- **WORK INSTRUCTION**: Set down every record below exactly as written.

- **MATERIAL FOR THIS TASK**:

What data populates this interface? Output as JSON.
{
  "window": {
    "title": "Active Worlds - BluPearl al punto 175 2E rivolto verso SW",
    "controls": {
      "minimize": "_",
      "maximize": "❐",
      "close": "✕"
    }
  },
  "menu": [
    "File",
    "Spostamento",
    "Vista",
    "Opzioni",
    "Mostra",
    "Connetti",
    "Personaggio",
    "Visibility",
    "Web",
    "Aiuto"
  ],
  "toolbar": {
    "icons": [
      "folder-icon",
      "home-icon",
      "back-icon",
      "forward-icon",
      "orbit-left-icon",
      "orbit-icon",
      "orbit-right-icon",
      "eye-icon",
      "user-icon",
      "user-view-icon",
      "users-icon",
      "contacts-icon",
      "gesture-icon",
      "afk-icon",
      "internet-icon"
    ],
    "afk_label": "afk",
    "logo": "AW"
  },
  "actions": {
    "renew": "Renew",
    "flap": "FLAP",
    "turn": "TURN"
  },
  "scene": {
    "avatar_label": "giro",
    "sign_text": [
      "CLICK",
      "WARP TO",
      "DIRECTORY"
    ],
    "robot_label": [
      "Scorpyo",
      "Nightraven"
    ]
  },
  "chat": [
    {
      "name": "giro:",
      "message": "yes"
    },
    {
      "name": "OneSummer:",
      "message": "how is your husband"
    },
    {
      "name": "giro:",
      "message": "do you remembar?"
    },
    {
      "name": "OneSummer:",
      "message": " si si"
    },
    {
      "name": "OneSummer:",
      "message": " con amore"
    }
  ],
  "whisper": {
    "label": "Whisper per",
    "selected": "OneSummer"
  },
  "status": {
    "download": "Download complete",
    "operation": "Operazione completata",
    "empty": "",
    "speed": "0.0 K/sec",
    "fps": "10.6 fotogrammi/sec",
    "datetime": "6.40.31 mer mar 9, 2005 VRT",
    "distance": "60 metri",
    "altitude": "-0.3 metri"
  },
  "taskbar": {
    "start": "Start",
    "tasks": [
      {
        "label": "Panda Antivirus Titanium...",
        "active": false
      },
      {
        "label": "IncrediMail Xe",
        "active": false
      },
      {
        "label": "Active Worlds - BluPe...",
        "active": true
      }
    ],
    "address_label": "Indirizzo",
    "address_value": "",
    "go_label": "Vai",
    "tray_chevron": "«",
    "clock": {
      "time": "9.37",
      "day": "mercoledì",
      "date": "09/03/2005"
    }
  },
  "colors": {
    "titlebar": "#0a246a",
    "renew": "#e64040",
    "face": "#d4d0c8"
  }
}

- **OUTPUT OF THE EXERCISE**:
What data populates this interface? Output as JSON.
{
  "window": {
    "title": "Active Worlds - BluPearl al punto 175 2E rivolto verso SW",
    "controls": {
      "minimize": "_",
      "maximize": "❐",
      "close": "✕"
    }
  },
  "menu": [
    "File",
    "Spostamento",
    "Vista",
    "Opzioni",
    "Mostra",
    "Connetti",
    "Personaggio",
    "Visibility",
    "Web",
    "Aiuto"
  ],
  "toolbar": {
    "icons": [
      "folder-icon",
      "home-icon",
      "back-icon",
      "forward-icon",
      "orbit-left-icon",
      "orbit-icon",
      "orbit-right-icon",
      "eye-icon",
      "user-icon",
      "user-view-icon",
      "users-icon",
      "contacts-icon",
      "gesture-icon",
      "afk-icon",
      "internet-icon"
    ],
    "afk_label": "afk",
    "logo": "AW"
  },
  "actions": {
    "renew": "Renew",
    "flap": "FLAP",
    "turn": "TURN"
  },
  "scene": {
    "avatar_label": "giro",
    "sign_text": [
      "CLICK",
      "WARP TO",
      "DIRECTORY"
    ],
    "robot_label": [
      "Scorpyo",
      "Nightraven"
    ]
  },
  "chat": [
    {
      "name": "giro:",
      "message": "yes"
    },
    {
      "name": "OneSummer:",
      "message": "how is your husband"
    },
    {
      "name": "giro:",
      "message": "do you remembar?"
    },
    {
      "name": "OneSummer:",
      "message": " si si"
    },
    {
      "name": "OneSummer:",
      "message": " con amore"
    }
  ],
  "whisper": {
    "label": "Whisper per",
    "selected": "OneSummer"
  },
  "status": {
    "download": "Download complete",
    "operation": "Operazione completata",
    "empty": "",
    "speed": "0.0 K/sec",
    "fps": "10.6 fotogrammi/sec",
    "datetime": "6.40.31 mer mar 9, 2005 VRT",
    "distance": "60 metri",
    "altitude": "-0.3 metri"
  },
  "taskbar": {
    "start": "Start",
    "tasks": [
      {
        "label": "Panda Antivirus Titanium...",
        "active": false
      },
      {
        "label": "IncrediMail Xe",
        "active": false
      },
      {
        "label": "Active Worlds - BluPe...",
        "active": true
      }
    ],
    "address_label": "Indirizzo",
    "address_value": "",
    "go_label": "Vai",
    "tray_chevron": "«",
    "clock": {
      "time": "9.37",
      "day": "mercoledì",
      "date": "09/03/2005"
    }
  },
  "colors": {
    "titlebar": "#0a246a",
    "renew": "#e64040",
    "face": "#d4d0c8"
  }
}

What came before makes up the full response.